Mailers suggesting that some sitting lawmakers support tax increases because they supported referring a proposed sales tax increase for highway improvements to voters, or that some support Obamacare because they voted for a measure that would allow the state to seek grant funding for a health care insurance exchange, have been an almost weekly occurrence in a number of competitive legislative races across the state.
Among others, AFP mailers have flooded mailboxes in Senate District 34, where Rep. Barry Hyde, D-North Little Rock, faces Rep. Jane English, R-North Little Rock, and Senate District 19, where Sen. David Wyatt, D-Batesville, faces Rep. Linda Collins-Smith, R-Pocahontas.
House races where AFP has been involved include District 10 the race between Democrat Mike Holcomb of Pine Bluff and Republican Charles Roberts of Rison; District 13 between Democratic David Hillman of Almyra and Republican Garland Derden Jr. of Stuttgart; District 35 between Rep. Jon Hubbard, R-Jonesboro, and Democrat Copenhaver of Jonesboro; District 41 between Rep. Jim Nickels, D-Sherwood and Republican Alan Pogue of Sherwood; and District 59 between Democrat Butch Wilkins of Bono and Republican John Cooper of Jonesboro.
AFP also recently aired a television ad that Gov. Mike Beebe said “trashed” the state. The ad, which did not target any candidate or political party but said “state government debt, higher taxes and the everyday cost of living are slowly eroding opportunities for all Arkansas’ and said “economic freedom’ is imperative to the state.”
Beebe has panned the ad in recent speeches as well as in his weekly radio address last week.

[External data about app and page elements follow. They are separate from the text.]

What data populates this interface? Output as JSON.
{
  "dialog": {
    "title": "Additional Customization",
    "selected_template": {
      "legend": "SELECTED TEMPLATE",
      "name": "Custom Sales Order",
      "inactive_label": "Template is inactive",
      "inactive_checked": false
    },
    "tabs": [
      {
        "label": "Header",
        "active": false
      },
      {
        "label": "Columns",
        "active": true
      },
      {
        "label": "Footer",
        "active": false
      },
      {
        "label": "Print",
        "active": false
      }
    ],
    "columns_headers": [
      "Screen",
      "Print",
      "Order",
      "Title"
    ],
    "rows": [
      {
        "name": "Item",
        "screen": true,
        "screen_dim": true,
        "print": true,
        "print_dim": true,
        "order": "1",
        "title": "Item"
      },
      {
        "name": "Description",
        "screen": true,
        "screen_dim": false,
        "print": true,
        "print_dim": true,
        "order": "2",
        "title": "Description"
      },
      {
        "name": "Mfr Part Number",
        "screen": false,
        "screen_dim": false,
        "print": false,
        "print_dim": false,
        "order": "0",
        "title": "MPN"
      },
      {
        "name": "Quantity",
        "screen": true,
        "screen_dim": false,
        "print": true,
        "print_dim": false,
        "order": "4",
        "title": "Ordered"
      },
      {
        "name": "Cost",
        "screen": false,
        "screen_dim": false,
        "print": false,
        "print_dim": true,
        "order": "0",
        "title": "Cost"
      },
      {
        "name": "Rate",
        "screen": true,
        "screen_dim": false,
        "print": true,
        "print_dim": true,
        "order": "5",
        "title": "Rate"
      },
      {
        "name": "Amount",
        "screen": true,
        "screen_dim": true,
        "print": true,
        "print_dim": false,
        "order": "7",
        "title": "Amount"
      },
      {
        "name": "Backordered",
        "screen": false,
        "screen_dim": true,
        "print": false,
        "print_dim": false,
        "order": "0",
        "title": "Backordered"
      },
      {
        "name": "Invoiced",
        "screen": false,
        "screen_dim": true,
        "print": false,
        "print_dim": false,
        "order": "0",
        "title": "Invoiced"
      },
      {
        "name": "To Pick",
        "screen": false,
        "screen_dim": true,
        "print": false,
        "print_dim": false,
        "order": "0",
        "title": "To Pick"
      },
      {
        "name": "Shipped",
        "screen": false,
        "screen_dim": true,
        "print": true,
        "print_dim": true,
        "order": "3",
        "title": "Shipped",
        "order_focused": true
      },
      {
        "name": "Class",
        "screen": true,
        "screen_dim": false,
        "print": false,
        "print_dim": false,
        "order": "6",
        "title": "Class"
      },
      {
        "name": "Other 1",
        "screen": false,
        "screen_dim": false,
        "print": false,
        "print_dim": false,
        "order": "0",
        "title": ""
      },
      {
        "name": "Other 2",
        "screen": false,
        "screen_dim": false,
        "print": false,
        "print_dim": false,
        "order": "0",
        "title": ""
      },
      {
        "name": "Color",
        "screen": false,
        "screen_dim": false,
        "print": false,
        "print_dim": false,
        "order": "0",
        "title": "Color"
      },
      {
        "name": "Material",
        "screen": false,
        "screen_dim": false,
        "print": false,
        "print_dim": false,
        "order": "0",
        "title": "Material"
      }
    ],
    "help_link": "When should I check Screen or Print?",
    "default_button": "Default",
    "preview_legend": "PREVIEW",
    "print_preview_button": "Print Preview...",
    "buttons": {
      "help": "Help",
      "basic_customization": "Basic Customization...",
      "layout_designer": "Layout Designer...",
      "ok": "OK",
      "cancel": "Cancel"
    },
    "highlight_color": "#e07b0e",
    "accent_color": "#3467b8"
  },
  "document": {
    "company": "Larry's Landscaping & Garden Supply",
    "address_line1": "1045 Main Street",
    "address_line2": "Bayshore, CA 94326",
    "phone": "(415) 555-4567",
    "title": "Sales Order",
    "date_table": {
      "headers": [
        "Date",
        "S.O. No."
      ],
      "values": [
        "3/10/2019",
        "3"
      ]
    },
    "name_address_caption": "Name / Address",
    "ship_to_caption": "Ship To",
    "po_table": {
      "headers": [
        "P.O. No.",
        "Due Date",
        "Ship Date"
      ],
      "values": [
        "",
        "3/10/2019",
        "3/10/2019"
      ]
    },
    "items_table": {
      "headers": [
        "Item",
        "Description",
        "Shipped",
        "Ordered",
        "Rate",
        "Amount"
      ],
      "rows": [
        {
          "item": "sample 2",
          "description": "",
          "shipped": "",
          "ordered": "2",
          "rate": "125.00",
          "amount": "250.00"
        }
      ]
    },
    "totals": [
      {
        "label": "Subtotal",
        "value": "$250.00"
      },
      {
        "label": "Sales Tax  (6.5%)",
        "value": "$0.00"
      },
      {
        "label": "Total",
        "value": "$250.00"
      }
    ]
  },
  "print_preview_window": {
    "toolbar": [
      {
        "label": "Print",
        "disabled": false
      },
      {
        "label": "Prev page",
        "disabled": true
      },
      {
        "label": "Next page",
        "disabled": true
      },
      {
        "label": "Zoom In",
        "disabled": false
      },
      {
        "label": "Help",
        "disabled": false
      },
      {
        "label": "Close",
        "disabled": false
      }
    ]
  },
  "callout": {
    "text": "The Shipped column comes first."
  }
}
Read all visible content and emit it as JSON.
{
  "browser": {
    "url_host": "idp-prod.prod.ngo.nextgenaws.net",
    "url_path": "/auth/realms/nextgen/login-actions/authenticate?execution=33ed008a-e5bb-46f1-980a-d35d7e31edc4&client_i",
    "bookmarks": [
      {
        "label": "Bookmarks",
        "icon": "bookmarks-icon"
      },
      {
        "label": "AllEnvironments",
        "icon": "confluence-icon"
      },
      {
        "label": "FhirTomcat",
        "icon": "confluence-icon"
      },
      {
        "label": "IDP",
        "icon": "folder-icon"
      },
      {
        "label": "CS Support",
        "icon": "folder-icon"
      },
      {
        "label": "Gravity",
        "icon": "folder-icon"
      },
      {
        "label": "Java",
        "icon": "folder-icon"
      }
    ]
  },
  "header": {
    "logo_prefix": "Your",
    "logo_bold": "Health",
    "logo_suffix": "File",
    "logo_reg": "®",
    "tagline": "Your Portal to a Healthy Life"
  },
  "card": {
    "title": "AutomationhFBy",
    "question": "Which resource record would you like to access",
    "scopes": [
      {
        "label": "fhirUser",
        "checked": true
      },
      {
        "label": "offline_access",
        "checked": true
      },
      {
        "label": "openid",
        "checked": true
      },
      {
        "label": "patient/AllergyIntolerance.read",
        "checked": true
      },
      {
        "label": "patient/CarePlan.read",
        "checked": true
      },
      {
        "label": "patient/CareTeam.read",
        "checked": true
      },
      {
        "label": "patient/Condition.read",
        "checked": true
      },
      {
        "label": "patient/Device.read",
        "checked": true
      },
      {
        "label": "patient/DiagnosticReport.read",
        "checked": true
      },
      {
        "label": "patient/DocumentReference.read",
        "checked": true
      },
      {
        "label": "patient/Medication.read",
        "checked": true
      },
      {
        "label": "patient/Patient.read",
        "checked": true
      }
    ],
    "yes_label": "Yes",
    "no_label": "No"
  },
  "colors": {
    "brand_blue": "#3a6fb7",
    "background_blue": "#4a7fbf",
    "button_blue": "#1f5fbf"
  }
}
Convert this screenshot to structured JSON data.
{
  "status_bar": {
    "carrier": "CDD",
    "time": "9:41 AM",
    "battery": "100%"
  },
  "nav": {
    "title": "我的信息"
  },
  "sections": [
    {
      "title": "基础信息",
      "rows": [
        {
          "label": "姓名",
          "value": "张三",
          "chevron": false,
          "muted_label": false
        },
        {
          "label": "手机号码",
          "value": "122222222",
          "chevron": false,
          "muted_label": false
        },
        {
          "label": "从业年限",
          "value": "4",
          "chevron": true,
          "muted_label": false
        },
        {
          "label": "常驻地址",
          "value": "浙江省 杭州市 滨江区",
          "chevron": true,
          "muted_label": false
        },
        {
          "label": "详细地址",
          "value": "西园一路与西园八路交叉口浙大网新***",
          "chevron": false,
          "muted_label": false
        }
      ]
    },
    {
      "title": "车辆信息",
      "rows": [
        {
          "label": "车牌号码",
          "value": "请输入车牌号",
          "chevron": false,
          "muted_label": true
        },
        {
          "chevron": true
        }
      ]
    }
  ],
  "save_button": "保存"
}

How often does he mention it?
“No more than two or three times a day,” he told the Arkansas News Bureau. “I mean, it’s offensive to Arkansans. I took offense and I think most Arkansans took offense.”
Gary Marx, national director for the Faith and Freedom Coalition, said last week the organization expects to spend $100,000 or more on the 4th District congressional race and in some state Senate races within the 4th District boundaries. Republican Tom Cotton of Dardanelle faces Democratic state Sen. Gene Jeffress of Louann in the seat being vacated by U.S. Rep. Mike Ross, D-Prescott.
The organization recently sponsored a radio ad in one of the most most expensive and most watched state Senate races in the state, the District 35 races between GOP Sen. Jason Rapert and Democratic Rep. Linda Tyler, both of Conway. District 35 covers parts of Faulkner and Perry counties.
Like AFP, the Faith and Freedom Coalition is a nonprofit c-4-s and does not have to file campaign finance reports.
“There are still a lot of opportunities for us to make decisions with mail, with text messaging, with phone calls, and with radio,” Marx said, declining to say which legislative races the group is targeting.
Rapert has raised $186,400 and spent $81,270, according to campaign contribution and expenditure reports filed in September. Tyler has raised $122,560 and spent $75,450, according to the reports.
An influx of out-of-state money aiding Republicans prompted formation earlier this year of the Naturally Blue PAC to raise money for Democrats targeted by the national groups.
In a news release announcing its efforts in support of Copenhaver’s House campaign, Nate Looney, president and board chairman of Naturally Blue charged that “a number of out-of-state groups … are trying to buy local races in Arkansas.”
Naturally Blue said it planned a statewide phone bank Tuesday to raise more funds for Copenhaver’s campaign.